- **What you have to do**:
Make an exact copy of the data below, leaving out every picture.

(Records for the exercise)

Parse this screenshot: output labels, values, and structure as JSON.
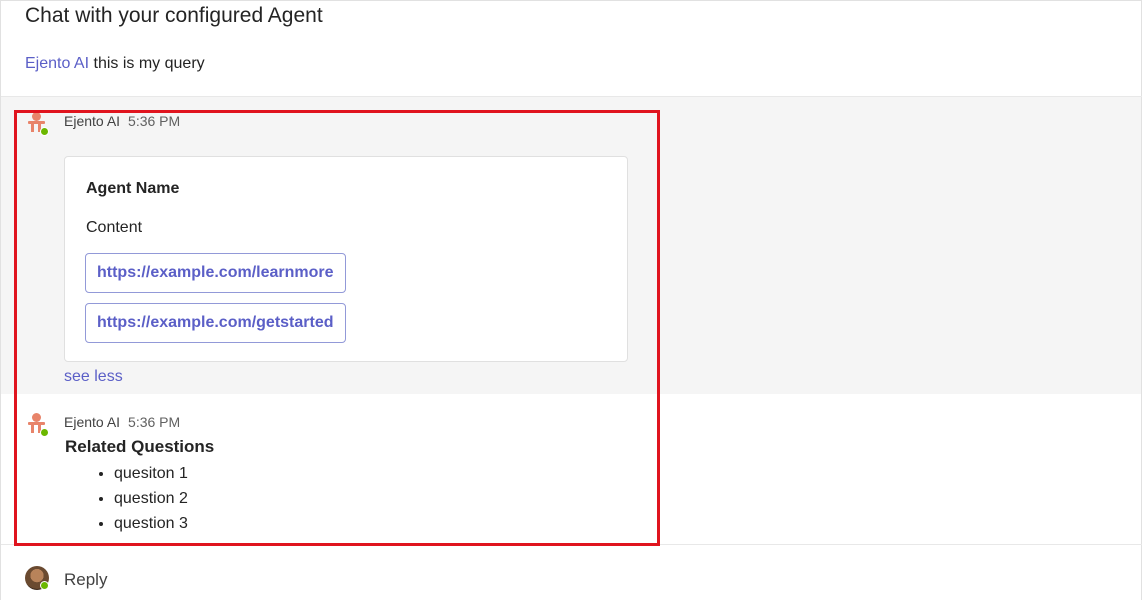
{
  "header": {
    "title": "Chat with your configured Agent"
  },
  "query": {
    "mention": "Ejento AI",
    "text": "this is my query"
  },
  "messages": [
    {
      "sender": "Ejento AI",
      "time": "5:36 PM",
      "card": {
        "title": "Agent Name",
        "content": "Content",
        "links": [
          "https://example.com/learnmore",
          "https://example.com/getstarted"
        ]
      },
      "toggle_label": "see less"
    },
    {
      "sender": "Ejento AI",
      "time": "5:36 PM",
      "related_title": "Related Questions",
      "related_items": [
        "quesiton 1",
        "question 2",
        "question 3"
      ]
    }
  ],
  "reply": {
    "label": "Reply"
  },
  "colors": {
    "accent": "#5b5fc7",
    "highlight": "#e0141e",
    "presence": "#6bb700",
    "bot_icon": "#e8846a"
  }
}
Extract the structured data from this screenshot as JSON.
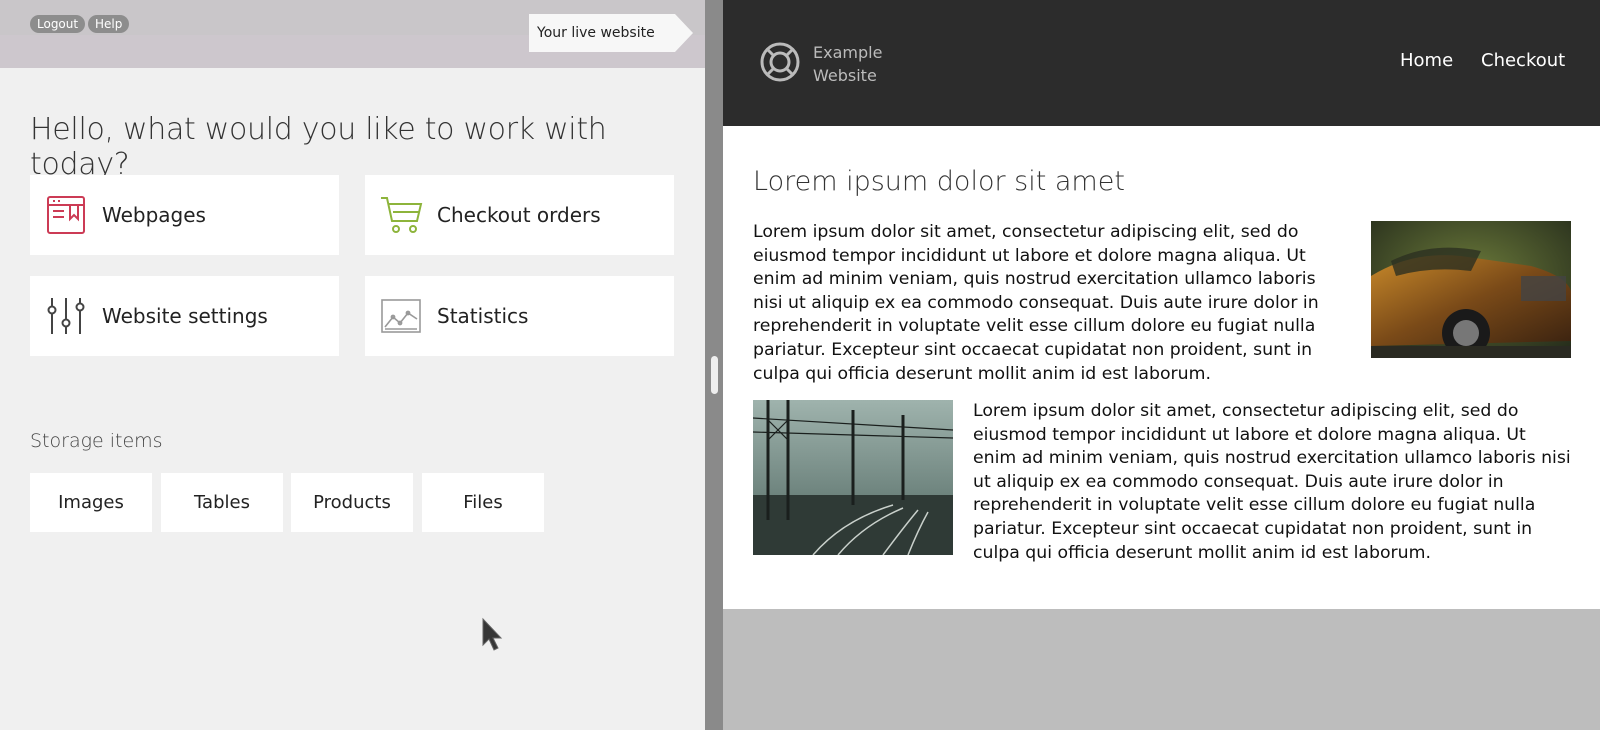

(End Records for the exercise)

- **Solution**:
Parse this screenshot: output labels, values, and structure as JSON.
{
  "header": {
    "title": "Chat with your configured Agent"
  },
  "query": {
    "mention": "Ejento AI",
    "text": "this is my query"
  },
  "messages": [
    {
      "sender": "Ejento AI",
      "time": "5:36 PM",
      "card": {
        "title": "Agent Name",
        "content": "Content",
        "links": [
          "https://example.com/learnmore",
          "https://example.com/getstarted"
        ]
      },
      "toggle_label": "see less"
    },
    {
      "sender": "Ejento AI",
      "time": "5:36 PM",
      "related_title": "Related Questions",
      "related_items": [
        "quesiton 1",
        "question 2",
        "question 3"
      ]
    }
  ],
  "reply": {
    "label": "Reply"
  },
  "colors": {
    "accent": "#5b5fc7",
    "highlight": "#e0141e",
    "presence": "#6bb700",
    "bot_icon": "#e8846a"
  }
}
Extract the structured data from this screenshot as JSON.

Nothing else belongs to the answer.